I just got of an interesting bus ride. The driver started off by telling us how yesterday there were almost three head on collisions on the road. Then he decided to make it a tour bus, even though it wasn’t, and proceeded to play a decade old history video on the South Island starting at 7 am super loudly. When it was over, he talked the rest of the four hours about the areas we were passing, stories, history, yada yada all while driving on extremely windy roads with the ocean or a cliff edge on either direction. Alls well. I usually feel safer hitch hiking. Did I ever mention the time my friend and I got picked up from a woman who invited us to sleep at her home and then the three of us watched movies? So friendly.
New Zealand coffee: they don’t sell drip brew. What they do sell are long blacks, short blacks, flat whites, and then your usual latte or mochachino. It’s grape harvesting season on the vineyards. They especially make nice Sauvignon blanc and Pinot Noir. I visited a salmon farm the other day in a town called Twizel. We got to feed them and they would all jump up to get the nibbles. I visited Twizel only because the name intrigued me. However, there is nothing in twizel, besides a creek and a rope swing. ‘Wild’ deer farms are quite common here. It’s funny to see a bunch of deer in one pasture, just eating and looking around, instead of running away from cars or people into the woods, although some still do this.

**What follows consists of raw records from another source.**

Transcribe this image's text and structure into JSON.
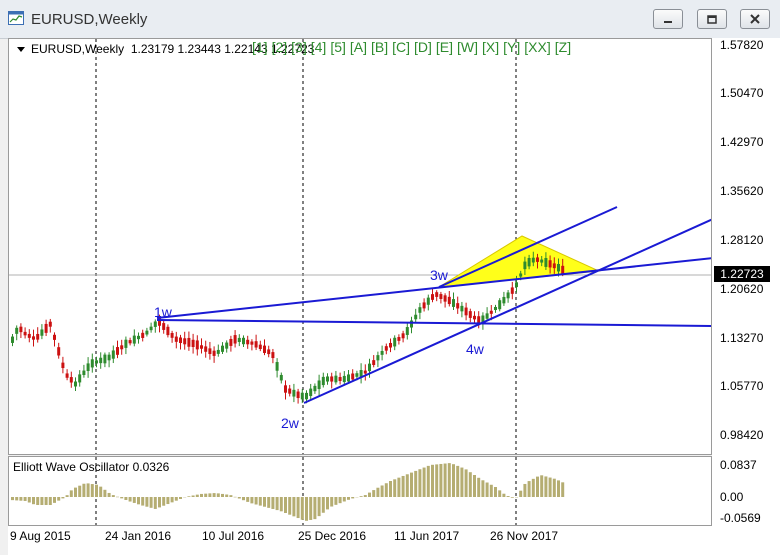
{
  "window": {
    "title": "EURUSD,Weekly"
  },
  "header": {
    "symbol": "EURUSD,Weekly",
    "ohlc": "1.23179 1.23443 1.22143 1.22723",
    "wave_labels": [
      "[1]",
      "[2]",
      "[3]",
      "[4]",
      "[5]",
      "[A]",
      "[B]",
      "[C]",
      "[D]",
      "[E]",
      "[W]",
      "[X]",
      "[Y]",
      "[XX]",
      "[Z]"
    ]
  },
  "price_scale": [
    "1.57820",
    "1.50470",
    "1.42970",
    "1.35620",
    "1.28120",
    "1.20620",
    "1.13270",
    "1.05770",
    "0.98420"
  ],
  "current_price": "1.22723",
  "time_scale": [
    "9 Aug 2015",
    "24 Jan 2016",
    "10 Jul 2016",
    "25 Dec 2016",
    "11 Jun 2017",
    "26 Nov 2017"
  ],
  "wave_marks": [
    "1w",
    "2w",
    "3w",
    "4w"
  ],
  "oscillator": {
    "title": "Elliott Wave Oscillator 0.0326",
    "scale": [
      "0.0837",
      "0.00",
      "-0.0569"
    ]
  },
  "colors": {
    "bull_candle": "#2e8b2e",
    "bear_candle": "#cc1111",
    "trendline": "#1a1ad4",
    "triangle_fill": "#ffff1a",
    "histogram": "#b5ad72",
    "wave_label": "#2e8b2e"
  },
  "icons": {
    "window": "chart-window-icon",
    "minimize": "minimize-icon",
    "restore": "restore-icon",
    "close": "close-icon"
  }
}
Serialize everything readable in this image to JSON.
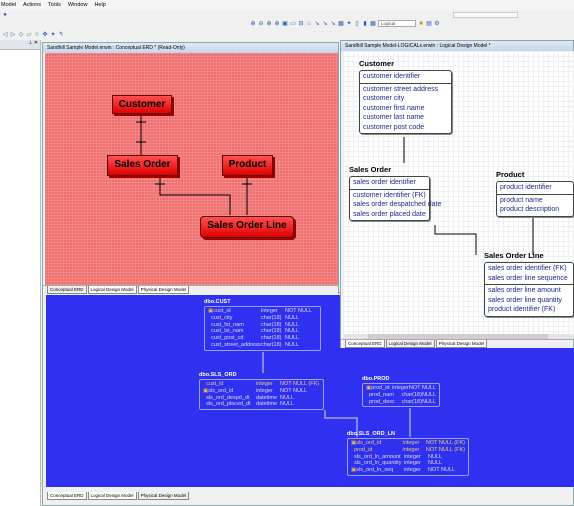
{
  "menu": [
    "Model",
    "Actions",
    "Tools",
    "Window",
    "Help"
  ],
  "toolbar": {
    "view_select": "Logical"
  },
  "windows": {
    "conceptual": {
      "title": "Sandhill Sample Model.erwin : Conceptual ERD * (Read-Only)",
      "entities": [
        "Customer",
        "Sales Order",
        "Product",
        "Sales Order Line"
      ]
    },
    "logical": {
      "title": "Sandhill Sample Model-LOGICALx.erwin : Logical Design Model *",
      "entities": [
        {
          "name": "Customer",
          "keys": [
            "customer identifier"
          ],
          "attrs": [
            "customer street address",
            "customer city",
            "customer first name",
            "customer last name",
            "customer post code"
          ]
        },
        {
          "name": "Sales Order",
          "keys": [
            "sales order identifier"
          ],
          "attrs": [
            "customer identifier (FK)",
            "sales order despatched date",
            "sales order placed date"
          ]
        },
        {
          "name": "Product",
          "keys": [
            "product identifier"
          ],
          "attrs": [
            "product name",
            "product description"
          ]
        },
        {
          "name": "Sales Order Line",
          "keys": [
            "sales order identifier (FK)",
            "sales order line sequence"
          ],
          "attrs": [
            "sales order line amount",
            "sales order line quantity",
            "product identifier (FK)"
          ]
        }
      ]
    },
    "physical": {
      "tables": [
        {
          "name": "dbo.CUST",
          "rows": [
            [
              "cust_id",
              "integer",
              "NOT NULL"
            ],
            [
              "cust_city",
              "char(18)",
              "NULL"
            ],
            [
              "cust_fst_nam",
              "char(18)",
              "NULL"
            ],
            [
              "cust_lst_nam",
              "char(18)",
              "NULL"
            ],
            [
              "cust_post_cd",
              "char(18)",
              "NULL"
            ],
            [
              "cust_street_address",
              "char(18)",
              "NULL"
            ]
          ]
        },
        {
          "name": "dbo.SLS_ORD",
          "rows": [
            [
              "cust_id",
              "integer",
              "NOT NULL (FK)"
            ],
            [
              "sls_ord_id",
              "integer",
              "NOT NULL"
            ],
            [
              "sls_ord_despd_dt",
              "datetime",
              "NULL"
            ],
            [
              "sls_ord_placed_dt",
              "datetime",
              "NULL"
            ]
          ]
        },
        {
          "name": "dbo.PROD",
          "rows": [
            [
              "prod_id",
              "integer",
              "NOT NULL"
            ],
            [
              "prod_nam",
              "char(18)",
              "NULL"
            ],
            [
              "prod_desc",
              "char(18)",
              "NULL"
            ]
          ]
        },
        {
          "name": "dbo.SLS_ORD_LN",
          "rows": [
            [
              "sls_ord_id",
              "integer",
              "NOT NULL (FK)"
            ],
            [
              "prod_id",
              "integer",
              "NOT NULL (FK)"
            ],
            [
              "sls_ord_ln_amount",
              "integer",
              "NULL"
            ],
            [
              "sls_ord_ln_quantity",
              "integer",
              "NULL"
            ],
            [
              "sls_ord_ln_seq",
              "integer",
              "NOT NULL"
            ]
          ]
        }
      ]
    }
  },
  "tabs": [
    "Conceptual ERD",
    "Logical Design Model",
    "Physical Design Model"
  ],
  "colors": {
    "conceptual_bg": "#f07070",
    "physical_bg": "#3030f0",
    "entity_red": "#e00000"
  }
}
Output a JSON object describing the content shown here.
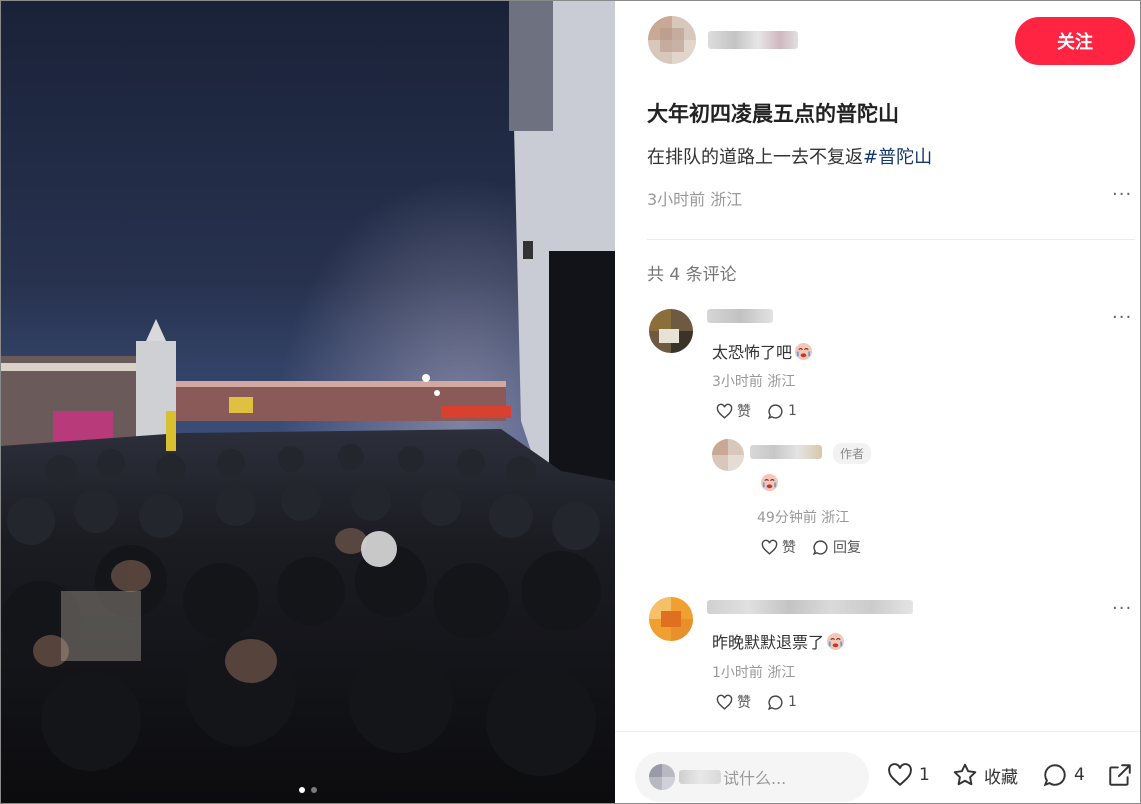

All for now!
May you be whole. May you be a presence. May you live simply and healthfully. May you be filled with love.